The collection, use and dissemination of sensitive consumer data is one of the greatest causes of concern in today’s online data tracking environment. Companies can easily access the most intimate details about you and compile them into comprehensive profiles that can then be sold to the highest bidder, without your permission or control. This bill gives some power back to consumers by requiring companies to get your permission before collecting or using this information, with only a few very carefully defined exceptions.
It’s not perfect, but given that it attempts to give consumers protections that we don’t currently enjoy, it is definitely a step in the right direction.
(via Huffington Post)
Advertising-backed web services must get large numbers of users and collect as much data about them as possible to add value for their customers, the advertisers.
“Customers can watch whatever they want on the computer,” said Brooklyn Public Library spokeswoman Malika Granville, describing the anything-goes philosophy that’s the rule at the city’s 200-plus branches.

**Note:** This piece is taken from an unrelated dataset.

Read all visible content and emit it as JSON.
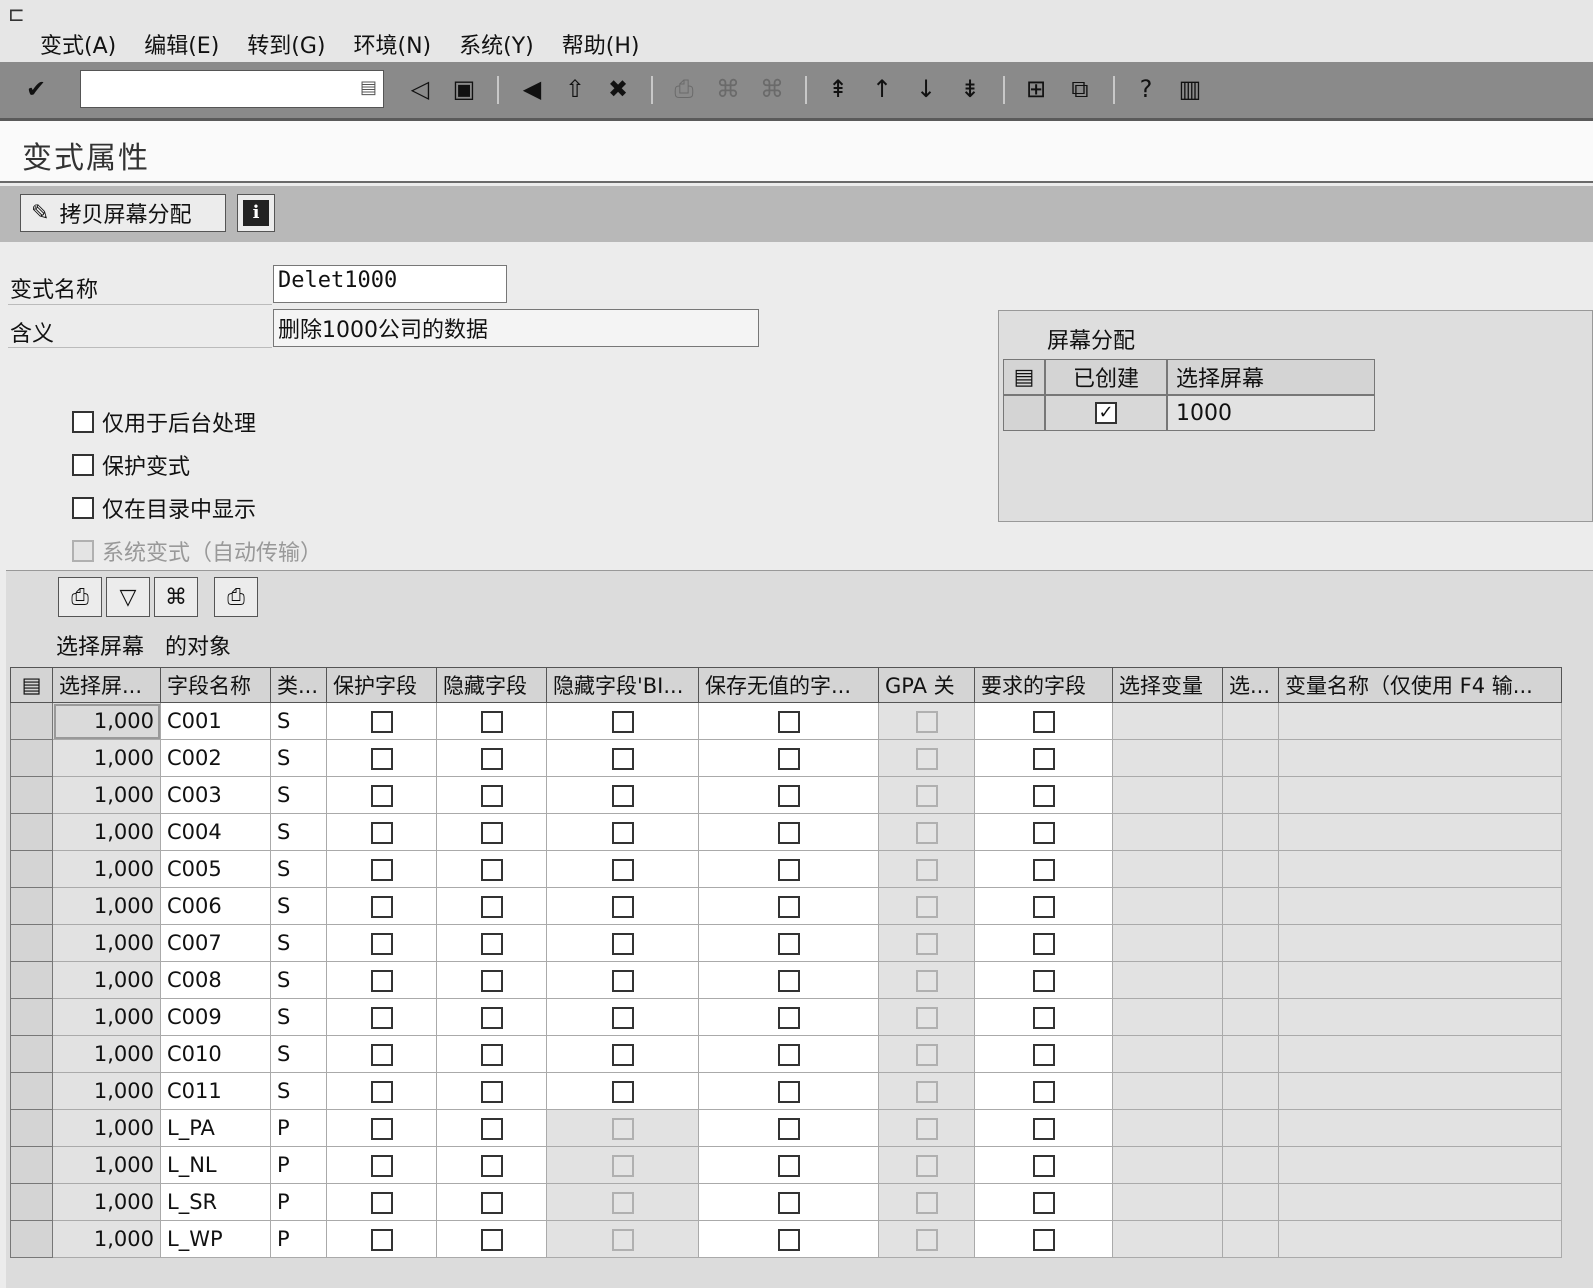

And that has religious leaders and library patrons — even some librarians — hotter than an XXX flick.
Make this fun for yourself and go straight to the comments because according to them, protecting elderly perverts at libraries is the new liberal agenda, and I really really love imagining those protests and campaigns.
They’ve already complied with the filters, so just to cover their bases, they could probably supply headphones since many of them seem to provide a “privacy screen” (prevents people from viewing the screen when viewed sideways).

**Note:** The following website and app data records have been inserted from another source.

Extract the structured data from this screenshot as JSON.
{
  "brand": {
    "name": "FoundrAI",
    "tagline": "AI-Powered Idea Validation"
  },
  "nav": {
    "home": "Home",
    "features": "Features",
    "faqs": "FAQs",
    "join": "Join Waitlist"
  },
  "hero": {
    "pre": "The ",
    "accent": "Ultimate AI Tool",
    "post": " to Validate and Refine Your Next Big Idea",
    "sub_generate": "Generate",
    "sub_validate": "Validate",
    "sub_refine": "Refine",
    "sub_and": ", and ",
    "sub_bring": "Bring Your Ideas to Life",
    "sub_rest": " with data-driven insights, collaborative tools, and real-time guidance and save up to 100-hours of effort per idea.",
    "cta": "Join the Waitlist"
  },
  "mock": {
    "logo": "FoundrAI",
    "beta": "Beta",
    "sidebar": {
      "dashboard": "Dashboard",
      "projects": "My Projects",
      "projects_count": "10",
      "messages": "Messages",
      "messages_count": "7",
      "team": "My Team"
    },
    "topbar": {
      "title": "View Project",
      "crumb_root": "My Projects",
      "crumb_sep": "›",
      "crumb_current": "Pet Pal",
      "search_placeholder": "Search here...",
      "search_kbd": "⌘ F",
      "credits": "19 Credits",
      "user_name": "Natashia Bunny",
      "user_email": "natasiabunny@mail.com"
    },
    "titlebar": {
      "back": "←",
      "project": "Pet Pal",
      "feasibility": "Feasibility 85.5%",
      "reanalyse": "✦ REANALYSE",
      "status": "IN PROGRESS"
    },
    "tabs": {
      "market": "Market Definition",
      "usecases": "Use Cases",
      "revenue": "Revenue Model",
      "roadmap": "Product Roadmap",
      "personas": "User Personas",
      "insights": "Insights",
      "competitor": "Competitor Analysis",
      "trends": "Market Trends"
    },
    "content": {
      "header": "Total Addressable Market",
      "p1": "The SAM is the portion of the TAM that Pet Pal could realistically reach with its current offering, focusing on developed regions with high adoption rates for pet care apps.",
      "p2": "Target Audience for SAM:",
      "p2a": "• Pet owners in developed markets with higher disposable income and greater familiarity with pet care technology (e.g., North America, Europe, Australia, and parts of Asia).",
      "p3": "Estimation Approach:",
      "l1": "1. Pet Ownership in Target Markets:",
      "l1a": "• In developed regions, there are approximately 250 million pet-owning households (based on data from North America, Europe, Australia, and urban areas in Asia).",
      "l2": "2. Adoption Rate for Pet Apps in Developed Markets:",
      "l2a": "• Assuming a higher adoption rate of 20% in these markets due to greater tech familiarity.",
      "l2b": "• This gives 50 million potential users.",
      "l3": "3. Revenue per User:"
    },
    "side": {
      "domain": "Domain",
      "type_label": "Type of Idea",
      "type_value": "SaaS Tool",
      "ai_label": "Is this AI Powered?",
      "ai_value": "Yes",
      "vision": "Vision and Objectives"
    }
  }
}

And if people really want to have a discussion on how libraries are spending our taxpayer dollars, then I would like to make a comment about how I do not appreciate that XX% of my income goes towards funding the 5.5 hours of time wasted each day by a former high school classmate who was just laid off and can barely afford rent, let alone internet access, who keeps sending me Farmville invitations over Facebook in between messages and emails to join his pyramid-schemed-designed business that would make even Bernie Madoff blush. Let’s talk about that, hmmm?
(For more information on this matter, read United States v. American Library Association.)
That’s not an accident. The e-book business seems determined to repeat the early mistakes of the music industry with “digital rights management” restrictions. But this time around, I don’t feel compelled to back their early investments with my own money.
More than half of British adults are so concerned about their online reputation they would erase everything they have ever posted on the Internet about themselves, a survey today revealed.
A staggering 35 per cent believe they could never consider a career in politics due to damaging personal material online.
And nearly a quarter of people admit to having posted a photo or personal information that they wouldn’t want an employer to see, according to a study by security firm Norton.
Someone actually funded this study?
Some iPhone 4 users are reporting that their Apple smartphones appear to be taking pictures of them without their knowledge, then displaying these mysteriously snapped photos during FaceTime calls.
Users have taken to an Apple support forum to complain of the issue. According to their posts, they have seen photos taken with the iPhone 4’s front facing camera—but which they themselves did not take—freeze on the phone’s screen during FaceTime calls.
Crazy coincidence with our class discussion today. So many questions - Where are these images being stored? Who has access to the images? Why are our phones doing things without our knowledge or consent?!
(via Huffington Post)
Woman was digging for scrap metal when she came across a fiber optic cable “which runs through Georgia to Armenia”… she then proceeded to cut into the cable with intentions of stealing it.